• _DIRECTIONS FOR THIS TASK_: Show all the lines in the data below that include the word "frequency".

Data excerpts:
-------

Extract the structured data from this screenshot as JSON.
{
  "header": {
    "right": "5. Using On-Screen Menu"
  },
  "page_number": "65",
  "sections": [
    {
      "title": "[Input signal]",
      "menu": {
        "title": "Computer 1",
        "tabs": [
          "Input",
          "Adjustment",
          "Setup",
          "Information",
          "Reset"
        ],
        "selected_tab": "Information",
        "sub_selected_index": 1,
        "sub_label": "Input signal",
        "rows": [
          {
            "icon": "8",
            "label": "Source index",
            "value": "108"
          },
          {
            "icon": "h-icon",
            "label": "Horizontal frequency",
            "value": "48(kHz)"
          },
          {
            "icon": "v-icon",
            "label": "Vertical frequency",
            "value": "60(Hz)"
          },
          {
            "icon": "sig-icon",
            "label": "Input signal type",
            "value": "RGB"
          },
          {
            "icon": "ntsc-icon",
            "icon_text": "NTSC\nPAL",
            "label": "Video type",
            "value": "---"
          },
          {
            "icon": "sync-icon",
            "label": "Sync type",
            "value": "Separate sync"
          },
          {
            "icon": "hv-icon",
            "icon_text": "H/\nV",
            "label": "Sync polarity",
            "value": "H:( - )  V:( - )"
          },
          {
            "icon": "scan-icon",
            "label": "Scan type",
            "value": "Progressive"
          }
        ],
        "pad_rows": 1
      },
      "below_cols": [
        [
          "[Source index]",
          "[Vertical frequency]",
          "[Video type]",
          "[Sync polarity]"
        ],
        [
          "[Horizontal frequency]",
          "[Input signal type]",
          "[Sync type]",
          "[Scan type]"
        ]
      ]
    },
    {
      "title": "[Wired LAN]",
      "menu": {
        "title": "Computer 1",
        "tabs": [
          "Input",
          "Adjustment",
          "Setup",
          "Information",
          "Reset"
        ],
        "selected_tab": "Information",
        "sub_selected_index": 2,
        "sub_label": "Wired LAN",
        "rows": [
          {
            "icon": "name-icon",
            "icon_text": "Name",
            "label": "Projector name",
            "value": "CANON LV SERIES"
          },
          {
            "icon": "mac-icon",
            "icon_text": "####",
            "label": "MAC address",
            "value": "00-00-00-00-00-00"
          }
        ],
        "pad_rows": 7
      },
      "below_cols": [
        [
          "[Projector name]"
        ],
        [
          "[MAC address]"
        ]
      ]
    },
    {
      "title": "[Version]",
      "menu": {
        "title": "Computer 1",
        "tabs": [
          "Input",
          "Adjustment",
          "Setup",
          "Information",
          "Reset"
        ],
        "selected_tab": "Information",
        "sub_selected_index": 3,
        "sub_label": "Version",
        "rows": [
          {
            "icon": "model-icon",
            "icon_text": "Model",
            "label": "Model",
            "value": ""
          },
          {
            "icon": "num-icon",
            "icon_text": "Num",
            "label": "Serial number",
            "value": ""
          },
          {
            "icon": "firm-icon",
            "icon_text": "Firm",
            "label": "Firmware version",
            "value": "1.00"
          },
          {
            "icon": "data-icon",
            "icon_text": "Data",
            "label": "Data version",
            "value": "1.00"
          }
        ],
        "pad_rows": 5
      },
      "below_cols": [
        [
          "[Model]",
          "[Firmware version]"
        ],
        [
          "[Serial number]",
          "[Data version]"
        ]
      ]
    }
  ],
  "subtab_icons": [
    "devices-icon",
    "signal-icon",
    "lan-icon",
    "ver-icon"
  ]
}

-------

• _SOLUTION TO THIS TASK_:
            "label": "Horizontal frequency",
            "label": "Vertical frequency",
          "[Vertical frequency]",
          "[Horizontal frequency]",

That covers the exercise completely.